• **WHAT IS NEEDED**: Reproduce the data, keeping every word exactly as it is.

• **GIVEN INFORMATION**:
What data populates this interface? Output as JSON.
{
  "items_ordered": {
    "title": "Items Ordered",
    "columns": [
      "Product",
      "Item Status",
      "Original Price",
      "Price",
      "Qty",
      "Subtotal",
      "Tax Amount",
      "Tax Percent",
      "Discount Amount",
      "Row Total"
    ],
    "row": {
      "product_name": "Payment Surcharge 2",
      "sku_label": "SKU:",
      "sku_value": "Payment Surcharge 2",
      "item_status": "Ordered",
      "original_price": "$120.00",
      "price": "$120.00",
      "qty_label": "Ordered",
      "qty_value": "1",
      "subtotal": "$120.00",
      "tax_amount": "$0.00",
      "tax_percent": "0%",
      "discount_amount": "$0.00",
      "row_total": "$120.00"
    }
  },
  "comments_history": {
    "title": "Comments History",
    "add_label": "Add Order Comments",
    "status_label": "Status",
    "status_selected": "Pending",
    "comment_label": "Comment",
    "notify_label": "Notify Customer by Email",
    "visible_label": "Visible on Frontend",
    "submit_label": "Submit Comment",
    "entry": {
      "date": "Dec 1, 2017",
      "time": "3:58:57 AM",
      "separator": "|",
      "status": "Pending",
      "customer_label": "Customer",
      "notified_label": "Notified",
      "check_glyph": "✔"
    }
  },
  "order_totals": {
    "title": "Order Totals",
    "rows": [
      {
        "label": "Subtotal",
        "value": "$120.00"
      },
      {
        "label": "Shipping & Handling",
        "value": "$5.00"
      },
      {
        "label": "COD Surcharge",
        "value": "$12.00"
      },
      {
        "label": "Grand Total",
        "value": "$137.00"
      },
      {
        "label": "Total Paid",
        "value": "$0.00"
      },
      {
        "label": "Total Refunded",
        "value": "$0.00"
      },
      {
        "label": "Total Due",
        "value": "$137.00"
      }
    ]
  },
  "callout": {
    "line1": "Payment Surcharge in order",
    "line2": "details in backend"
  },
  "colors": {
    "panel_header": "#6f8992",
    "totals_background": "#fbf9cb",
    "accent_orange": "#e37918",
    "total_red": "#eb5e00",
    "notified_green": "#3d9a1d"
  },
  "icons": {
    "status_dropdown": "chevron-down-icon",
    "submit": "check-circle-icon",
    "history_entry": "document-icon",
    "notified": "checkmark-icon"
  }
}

• **WRITTEN RESPONSE**:
What data populates this interface? Output as JSON.
{
  "items_ordered": {
    "title": "Items Ordered",
    "columns": [
      "Product",
      "Item Status",
      "Original Price",
      "Price",
      "Qty",
      "Subtotal",
      "Tax Amount",
      "Tax Percent",
      "Discount Amount",
      "Row Total"
    ],
    "row": {
      "product_name": "Payment Surcharge 2",
      "sku_label": "SKU:",
      "sku_value": "Payment Surcharge 2",
      "item_status": "Ordered",
      "original_price": "$120.00",
      "price": "$120.00",
      "qty_label": "Ordered",
      "qty_value": "1",
      "subtotal": "$120.00",
      "tax_amount": "$0.00",
      "tax_percent": "0%",
      "discount_amount": "$0.00",
      "row_total": "$120.00"
    }
  },
  "comments_history": {
    "title": "Comments History",
    "add_label": "Add Order Comments",
    "status_label": "Status",
    "status_selected": "Pending",
    "comment_label": "Comment",
    "notify_label": "Notify Customer by Email",
    "visible_label": "Visible on Frontend",
    "submit_label": "Submit Comment",
    "entry": {
      "date": "Dec 1, 2017",
      "time": "3:58:57 AM",
      "separator": "|",
      "status": "Pending",
      "customer_label": "Customer",
      "notified_label": "Notified",
      "check_glyph": "✔"
    }
  },
  "order_totals": {
    "title": "Order Totals",
    "rows": [
      {
        "label": "Subtotal",
        "value": "$120.00"
      },
      {
        "label": "Shipping & Handling",
        "value": "$5.00"
      },
      {
        "label": "COD Surcharge",
        "value": "$12.00"
      },
      {
        "label": "Grand Total",
        "value": "$137.00"
      },
      {
        "label": "Total Paid",
        "value": "$0.00"
      },
      {
        "label": "Total Refunded",
        "value": "$0.00"
      },
      {
        "label": "Total Due",
        "value": "$137.00"
      }
    ]
  },
  "callout": {
    "line1": "Payment Surcharge in order",
    "line2": "details in backend"
  },
  "colors": {
    "panel_header": "#6f8992",
    "totals_background": "#fbf9cb",
    "accent_orange": "#e37918",
    "total_red": "#eb5e00",
    "notified_green": "#3d9a1d"
  },
  "icons": {
    "status_dropdown": "chevron-down-icon",
    "submit": "check-circle-icon",
    "history_entry": "document-icon",
    "notified": "checkmark-icon"
  }
}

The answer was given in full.